(Stored data entries)
☆ ☆ ☆ ☆ ☆ ☆ ☆

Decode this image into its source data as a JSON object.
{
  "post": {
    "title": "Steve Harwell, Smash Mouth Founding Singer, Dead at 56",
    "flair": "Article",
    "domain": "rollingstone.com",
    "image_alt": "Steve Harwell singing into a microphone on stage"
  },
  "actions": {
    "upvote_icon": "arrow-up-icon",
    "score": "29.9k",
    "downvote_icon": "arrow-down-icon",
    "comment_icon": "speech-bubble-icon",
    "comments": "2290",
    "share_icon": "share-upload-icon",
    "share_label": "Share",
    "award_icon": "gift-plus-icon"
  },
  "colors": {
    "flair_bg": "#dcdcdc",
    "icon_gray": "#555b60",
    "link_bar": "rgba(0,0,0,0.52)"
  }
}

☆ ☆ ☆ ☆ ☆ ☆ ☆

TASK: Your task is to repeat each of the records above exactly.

WRITTEN SOLUTION:
Decode this image into its source data as a JSON object.
{
  "post": {
    "title": "Steve Harwell, Smash Mouth Founding Singer, Dead at 56",
    "flair": "Article",
    "domain": "rollingstone.com",
    "image_alt": "Steve Harwell singing into a microphone on stage"
  },
  "actions": {
    "upvote_icon": "arrow-up-icon",
    "score": "29.9k",
    "downvote_icon": "arrow-down-icon",
    "comment_icon": "speech-bubble-icon",
    "comments": "2290",
    "share_icon": "share-upload-icon",
    "share_label": "Share",
    "award_icon": "gift-plus-icon"
  },
  "colors": {
    "flair_bg": "#dcdcdc",
    "icon_gray": "#555b60",
    "link_bar": "rgba(0,0,0,0.52)"
  }
}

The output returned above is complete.